After my Brain injury I worked hard to get back the skills and abilities that I had lost, driven by the desire to get back to where I used to be. It was obvious to me that getting those fundamental skills back; walking, talking, tying my shoes, etc., would get me there.
However, after months and even years of failure, stuck in a depression and frustration, I saw this wasn’t working. There was something missing. I decided to look at my life after brain injury differently, and after much thinking about what was missing in my life, I was able to see a new way forward.
Even though I had worked like the dickens to get back what I could, I learned that just getting those skills and abilities back wasn’t enough. I saw that the quality of my life depended not on the things I could do or how well I could perform, but on who I was as a person.
I finally realized my main focus should be on once again feeling whole, finding my place in the world, and feeling like a human being.
The Need to Belong
The ability to feel whole and feel human is not tied to being able to do or accomplish things, but rather, it is directly related to the ability to belong and be a part of what’s going on around you. Feeling as though we belong; to a community, a social group, a band of people, etc., validates our existence by adding meaning to our everyday activities.
When we feel as though we belong to a group of like-minded individuals, we are not so alone. We feel comfort and we live with a greater purpose, whether we belong to a club, group, or a family unit. Being part of a community makes you feel human and brings the best out in you. When you belong, you have a voice and you have a presence and are accepted for who and what you are.
This could be in any community that feels comfortable to you. A place that feels like home, that doesn’t depend on you for what you can do or what you used to be able to do, but takes you on as a member because of who you are and how much you give of yourself.

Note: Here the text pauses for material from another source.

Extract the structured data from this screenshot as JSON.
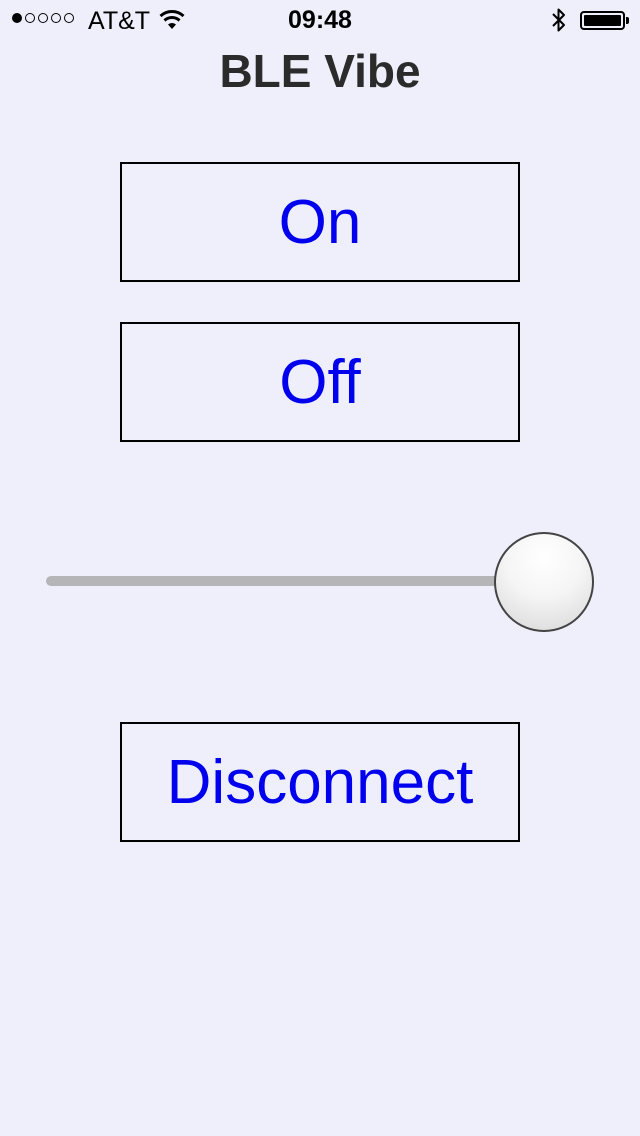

But, as we all know, socialization and being part of the community is really difficult after brain injury. It does become easier after you realize it’s not the getting that’s matters, it’s the giving.
The TBI Club
Whether we realize it or not, or we accept it or not, there is a de facto organization we all belong to, and this is the TBI Club. Although the TBI Club is something we would rather not have to belong to, we don’t have a say in the matter; we are all members because we have experienced some sort of brain injury.
Our ultimate goal is for the TBI Club to be an in interim club; a place where we can go where there are like-minded people, and where we feel loved and accepted as we adjust and adapt to our new lives. We can practice being human and we get a sense of community and camaraderie from the TBI Club by mingling with other people who “get us” because they have been through a similar experience. Practicing to be human in this way can serve us well in the outside world.
We can engage in communicating with other members of the club; being able to vent, share stories, information, heartbreaks and triumphs. By giving ourselves to other members in the community we heal ourselves. By doing for others we learn about ourselves and we feel good about our ability to affect others lives. Perhaps most importantly, we learn we all have something to give.
We all want to make a difference, and it is important to give to and receive from others in the club in order to build our confidence and feelings of usefulness. It is up to us to teach those who are members and those who are not members about brain injury, and to become an example to others by living our lives the best we can.
As members of both the TBI club and the human race, it is up to us to develop a purpose for our lives so we can understand who we are as people and define our place in the world. Only by focusing on the giving to others can we find our place in the world, define our purpose and have that purpose serve as a reason for getting out of bed everyday, as we move forward to a place where our lives are not only about ourselves.
Thanks for reading, Jeff